which + possessive clitic 's



  1. (colloquial, nonstandard, proscribed) Of which; alternative to inanimate sense of “whose”.
    • 2001, Jane Goodall, Beyond Innocence: An Autobiography in Letters : the Later Years, page 116:
      Do you happen to know if - gosh, I've forgotten his name - from the zoo film unit is still operating at that little film studio which's name I've also forgot?
  2. Of or pertaining to [some noun phrase ending with] which.
    • 1899, Minisink Valley Historical Society, Collections, Connecticut Historical Society, page 86:
      Whereas we are informed that the small pox prevails at New York, Connecticut, &c, the preventing of which’s coming into this place is of the utmost consequence, all persons are hereby notified that orders are given by us for all vessells coming into this port to hoist a jack at the main topmast head, []
    • 1992, Jack Rabin, Handbook of Public Budgeting, CRC Press, page 476:
      The yield is comparable to the best corporate securities, each of which’s principal is relatively safe.
    • 2004, Mark Axelrod, Borges' Travel, Hemingway's Garage: Secret Histories, page 74:
      The discovery of the Indianapolis Times was serendipitous since his two favorite teams were the Indiana Hoosiers and the Indianapolis Colts, the latter of which’s move from Baltimore prompted Poe’s lugubrious novel The Fall of the House of Irsay.
Usage notes[edit]

In the inanimate “of which” sense, which's arises out of doubt about whether whose can be used with an inanimate antecedent.

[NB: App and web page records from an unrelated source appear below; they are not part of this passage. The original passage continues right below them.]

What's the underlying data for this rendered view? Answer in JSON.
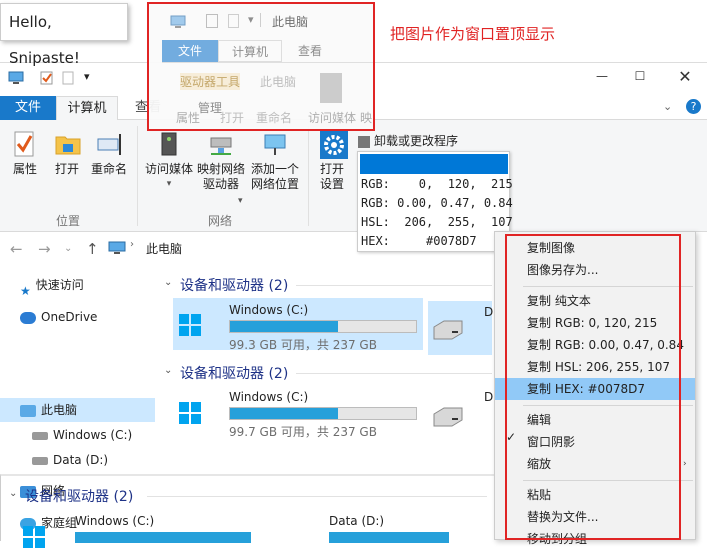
{
  "snip_window": {
    "hello_text": "Hello, Snipaste!",
    "title": "此电脑",
    "tabs": [
      "文件",
      "计算机",
      "查看"
    ],
    "ribbon_items": [
      "驱动器工具",
      "管理",
      "此电脑",
      "属性",
      "打开",
      "重命名",
      "访问媒体",
      "映"
    ]
  },
  "annotation": "把图片作为窗口置顶显示",
  "explorer": {
    "title_marker": "▾",
    "tabs": {
      "file": "文件",
      "computer": "计算机",
      "view": "查看"
    },
    "ribbon": {
      "properties": "属性",
      "open": "打开",
      "rename": "重命名",
      "access_media": "访问媒体",
      "map_drive_l1": "映射网络",
      "map_drive_l2": "驱动器",
      "add_location_l1": "添加一个",
      "add_location_l2": "网络位置",
      "open_settings_l1": "打开",
      "open_settings_l2": "设置",
      "uninstall": "卸载或更改程序",
      "group_location": "位置",
      "group_network": "网络"
    },
    "address": {
      "path": "此电脑"
    },
    "nav": {
      "quick_access": "快速访问",
      "onedrive": "OneDrive",
      "this_pc": "此电脑",
      "windows_c": "Windows (C:)",
      "data_d": "Data (D:)",
      "network": "网络",
      "homegroup": "家庭组"
    },
    "sections": [
      {
        "title": "设备和驱动器 (2)",
        "drive_name": "Windows (C:)",
        "drive_space": "99.3 GB 可用，共 237 GB",
        "fill": 0.58,
        "second_label": "D"
      },
      {
        "title": "设备和驱动器 (2)",
        "drive_name": "Windows (C:)",
        "drive_space": "99.7 GB 可用，共 237 GB",
        "fill": 0.58,
        "second_label": "D"
      },
      {
        "title": "设备和驱动器 (2)",
        "drive_name": "Windows (C:)",
        "drive2_name": "Data (D:)"
      }
    ]
  },
  "color_picker": {
    "swatch": "#0078D7",
    "rgb": "RGB:    0,  120,  215",
    "rgbf": "RGB: 0.00, 0.47, 0.84",
    "hsl": "HSL:  206,  255,  107",
    "hex": "HEX:     #0078D7"
  },
  "context_menu": {
    "items": [
      "复制图像",
      "图像另存为...",
      "复制 纯文本",
      "复制 RGB: 0, 120, 215",
      "复制 RGB: 0.00, 0.47, 0.84",
      "复制 HSL: 206, 255, 107",
      "复制 HEX: #0078D7",
      "编辑",
      "窗口阴影",
      "缩放",
      "粘贴",
      "替换为文件...",
      "移动到分组"
    ],
    "highlighted_index": 6,
    "checked_item": "窗口阴影"
  },
  "colors": {
    "accent": "#0078D7",
    "annotation_red": "#E02424",
    "highlight": "#91C9F7",
    "selection": "#CCE8FF"
  }
}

In standard English, whose is the possessive of form of both who and which, so whose is appropriate for such antecedents.

In the noun-phrase-final sense, which's is best analyzed not as a single word, but as the last word of a noun phrase, the whole phrase to which 's is appended. In this sense, changing which's to whose is hypercorrection.

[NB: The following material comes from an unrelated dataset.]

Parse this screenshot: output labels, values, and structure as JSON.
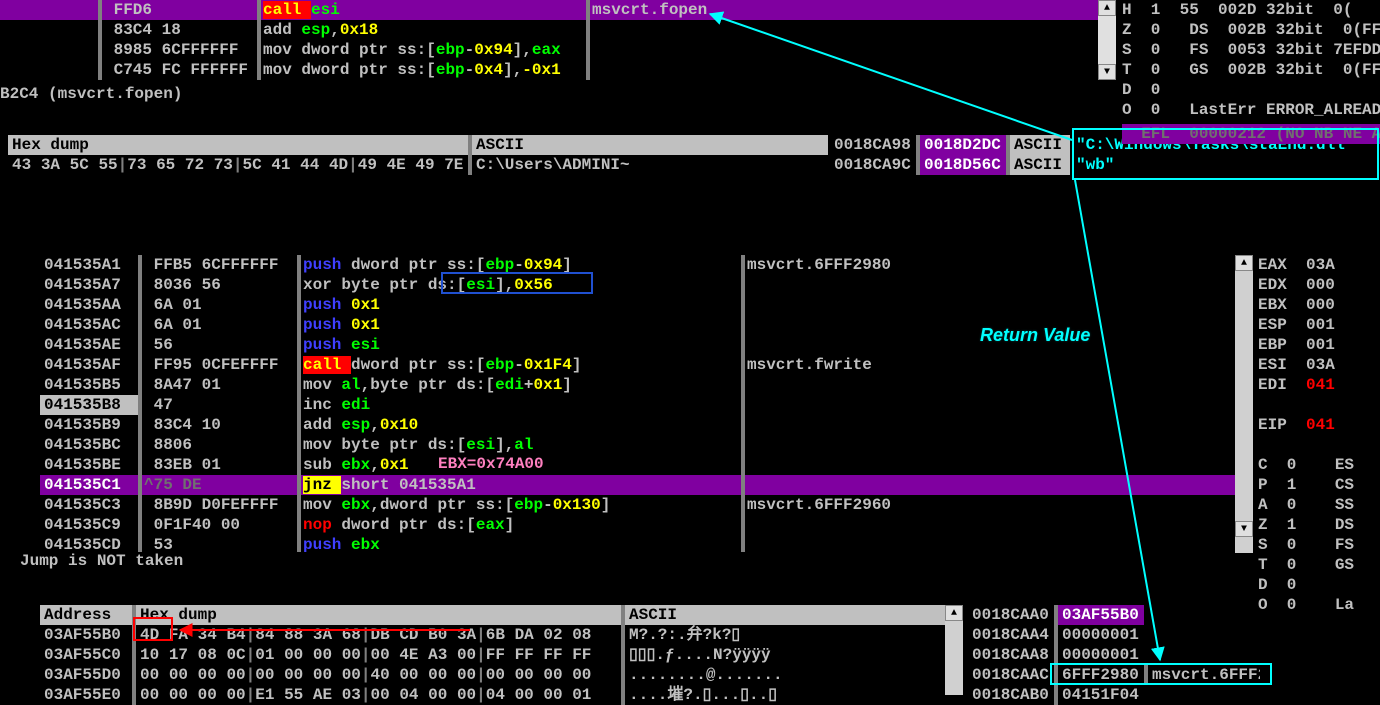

Etymology 2[edit]

From which + is.



  1. (nonstandard) contraction of which is
    I didn’t ask for installation but they still charge me the installation which’s fine for me.
    • 1873, William Henry Thomes, The Bushrangers, page 38:
      Which’s the best man?” continued the young lady with the dark blue eyes.
    • 1922, Marion Ames Taggart, Who is Sylvia?, Page & Company Doubleday, Country Life Press, page 267:
      He’s the one that gits the full good ’f a clock, which’s the comp’ny they are.
    • 1996, Nelson C. Nye, The White Chip, →ISBN, page 140:
      To the best of my knowledge... which’s not a great deal... the Peraltas weren't here until late in the ’thirties.